The Environmental Protection Agency's National Pollutant Discharge Elimination System (NPDES) permit program regulates discharges. Sources of the discharge include discrete conveyances such as pipes or man-made ditches. Homes that are connected to a city drainage system, or septic system, or have no surface discharge do not need a permit. Conversely, industrial, municipal, and other facilities need to obtain permits if their discharges go directly to surface waters (U.S. Environmental Protection Agency).
The first Federal Water Pollution Control Act that addressed water pollution was enacted in 1948. The Act grew public awareness and concern for controlling water pollution and also led to amendments in 1972. In 1977, more broad amendments were enacted that:
- Established the basic structure for regulating pollutants and discharges into the waters of the United States.
- Gave EPA the authority to implement pollution control programs
- Maintained existing requirements to set water quality standards
- Made it unlawful for any person to discharge any into navigable waters, unless a permit was obtained under its provisions.
- Funded the construction of sewage treatment plants
- Recognized the need for planning to address the critical problems posed by non-point source pollution.
Subsequent amendments modified some of the earlier CWA provisions. In 1981 revisions were made to streamline the municipal construction grants process. This improved the capabilities of treatment plants, built under the program. Changes in 1987 systematically phased out the construction grants program, replacing it with the State Water Pollution Control Revolving Fund. It is more commonly known as the Clean Water State Revolving Fund. This new funding strategy closely monitored and regulated water quality needs by building on EPA-state partnerships.
Throughout the years, several laws have changed sections of the Clean Water Act. Title 1 of the Great Lakes Critical Programs Act of 1990 enacted rules by which the United States and Canada agreed to reduce certain toxic pollutants in the Great Lakes. That law required EPA to establish water quality standards for the Great Lakes which address twenty-nine toxic pollutants with maximum levels that are safe for humans, wildlife, and aquatic life. It also required EPA to help the States implement the criteria on a specific schedule (U.S. Environmental Protection Agency).
How much does it cost to implement the CWA? Precise costs to manage non-point source pollution are not available, but in 1994 EPA estimated that spending by private sources, states, and cities under provisions of current law is between $750 million and $1.1 billion per year. According to a US Environmental Protection Agency report in 2004, approximately $202.5 billion per year are the costs for the CWA. The cost estimates are updated every four years by the agency.

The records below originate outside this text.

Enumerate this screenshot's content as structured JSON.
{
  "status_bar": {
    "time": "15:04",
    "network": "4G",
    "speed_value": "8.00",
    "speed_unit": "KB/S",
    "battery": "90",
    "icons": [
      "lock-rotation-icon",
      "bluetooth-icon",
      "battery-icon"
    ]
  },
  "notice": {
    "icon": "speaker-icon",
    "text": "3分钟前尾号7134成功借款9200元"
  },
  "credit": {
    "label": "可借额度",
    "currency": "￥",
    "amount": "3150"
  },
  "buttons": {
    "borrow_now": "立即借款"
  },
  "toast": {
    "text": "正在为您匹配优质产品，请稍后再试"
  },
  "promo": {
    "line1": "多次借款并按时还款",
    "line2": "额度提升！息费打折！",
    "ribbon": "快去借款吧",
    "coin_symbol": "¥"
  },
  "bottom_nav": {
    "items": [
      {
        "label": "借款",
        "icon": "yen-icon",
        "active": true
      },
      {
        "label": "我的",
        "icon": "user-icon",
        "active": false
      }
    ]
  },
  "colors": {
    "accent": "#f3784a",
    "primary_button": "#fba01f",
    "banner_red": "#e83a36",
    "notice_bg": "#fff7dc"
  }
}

The survey is used as a gage to plan for the capital needed to meet the goals of the Clean Water Act. Data is collected for every publicly owned wastewater treatment facility, storm-water and Combined Sewer Overflows control facility, and non-point Source Pollution (NPS) controls. The final report is sent to Congress as a source of valuable information about budgetary needs and is also used measure environmental progress. According to the new data, by the year 2020, the United States will need to spend $21 billion per year to meet capital expenditures for wastewater treatment, compared with about $9.4 billion being spent annually now (U.S. Environmental Protection Agency).
In conclusion, waters in national parks and wildlife sanctuaries are receiving protection. The chemical state of surface waters has improved in a dramatic way. Many creeks have been restored all over the world. All these things are due to the 30 years that the CWA has been in progress. Because of the help received by the CWA, we have had clean water that has kept us healthy and has saved wildlife and also plant life.